[7] Pauly, ‘Predicting Pandemics’.

[8] Amy Maxmen and Jeff Tollefson, ‘Two Decades of Pandemic War Games Failed to Account for Donald Trump,’ Nature, August 4, 2020,

[9] Maxmen and Tollefson.

[10] Hannah Allam, ‘Years Before The Pandemic, War Games Predicted A “Global Tempest”,’ NPR, May 19, 2020,

[11] Pauly, ‘Predicting Pandemics’.

[12] c.f Carl Boggs and Tom Pollard, The Hollywood War Machine: U.S. Militarism and Popular Culture (London: Paradigm Publishers, 2007).

[13] Marcus Power, ‘Digitized Virtuosity: Video War Games and Post-9/11 Cyber-Deterrence’, Security Dialogue 38, no. 2 (2007): 271–88. For a discussion on the ramifications of such claims to authenticity, see also Roger Stahl, ‘Have You Played the War on Terror?’, Critical Studies in Media Communication 23, no. 2 (2006): 112–30.

[14] James Der Derian, Virtuous War: Mapping the Military-Industrial-Media-Entertainment Network (Oxford: Westview Press, 2009), xxxv-xxxvi; Aggie Hirst, ‘States of Play: Evaluating the Renaissance in US Military Wargaming’, Critical Military Studies, 2020,; Paul Virilio, War and Cinema: The Logistics of Perception, trans.
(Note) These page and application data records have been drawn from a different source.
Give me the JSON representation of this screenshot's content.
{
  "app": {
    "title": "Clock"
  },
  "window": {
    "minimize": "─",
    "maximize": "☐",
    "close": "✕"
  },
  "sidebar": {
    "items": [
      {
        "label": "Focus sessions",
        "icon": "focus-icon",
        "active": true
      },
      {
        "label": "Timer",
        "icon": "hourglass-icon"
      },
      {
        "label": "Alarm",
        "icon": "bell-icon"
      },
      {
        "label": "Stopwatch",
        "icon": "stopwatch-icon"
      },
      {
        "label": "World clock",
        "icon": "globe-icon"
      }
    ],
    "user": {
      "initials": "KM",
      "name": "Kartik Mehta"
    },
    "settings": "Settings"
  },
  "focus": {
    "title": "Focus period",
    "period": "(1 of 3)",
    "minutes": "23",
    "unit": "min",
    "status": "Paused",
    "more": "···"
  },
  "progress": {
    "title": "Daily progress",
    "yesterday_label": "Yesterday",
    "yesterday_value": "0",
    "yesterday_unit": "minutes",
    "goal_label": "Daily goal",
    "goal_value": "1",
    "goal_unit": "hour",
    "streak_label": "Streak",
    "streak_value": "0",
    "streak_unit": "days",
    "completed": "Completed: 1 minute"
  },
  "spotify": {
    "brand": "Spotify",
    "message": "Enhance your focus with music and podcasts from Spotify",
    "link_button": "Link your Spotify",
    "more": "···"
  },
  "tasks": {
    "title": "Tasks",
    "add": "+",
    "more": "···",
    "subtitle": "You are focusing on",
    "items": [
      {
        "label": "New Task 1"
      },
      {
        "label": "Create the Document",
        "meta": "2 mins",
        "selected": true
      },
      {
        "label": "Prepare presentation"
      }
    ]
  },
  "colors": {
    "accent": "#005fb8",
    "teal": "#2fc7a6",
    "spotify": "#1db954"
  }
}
Patrick Camiller (London: Verso, 1989), 53.

[15] Stahl, ‘Have You Played the War on Terror?’.

[16] Nick Robinson, ‘Militarism and Opposition in the Living Room: The Case of Military Videogames’, Critical Studies on Security 4, no. 3 (2016): 255–75.

[17] Jutta Weldes, ‘Going Cultural: Star Trek, State Action, and Popular Culture’, Millennium: Journal of International Studies 28, no. 1 (1999): 117–34.

[18] Lori Crowe, ‘Masculinities, Militarism and Popular Culture: The Warrior Superhero in Hollywood’, in Gender, Agency and Political Violence, eds. Linda Åhäll and Laura J Shepherd (Basingstoke: Palgrave Macmillan, 2012), 19–38.

[19] Hirst, ‘States of Play: Evaluating the Renaissance in US Military Wargaming’.

The Institute for the Study of War and Strategy and the School of International Relations at the University of St Andrews regularly conduct wargames and crisis simulation events. You can reach out to Felipe Cruvinel @FCruvi to participate or find out more.

This blogpost was co-authored by Katarina Birkedal and Felipe Cruvinel, with inputs from Sneha Reddy. The podcast specials were created by Felipe Cruvinel, Katarina Birkedal, Sneha Reddy and Zofia Guertin. The ‘Visualising Strategy’ project collaboration was funded by the St Andrews Restarting Interdisciplinary Research Fund.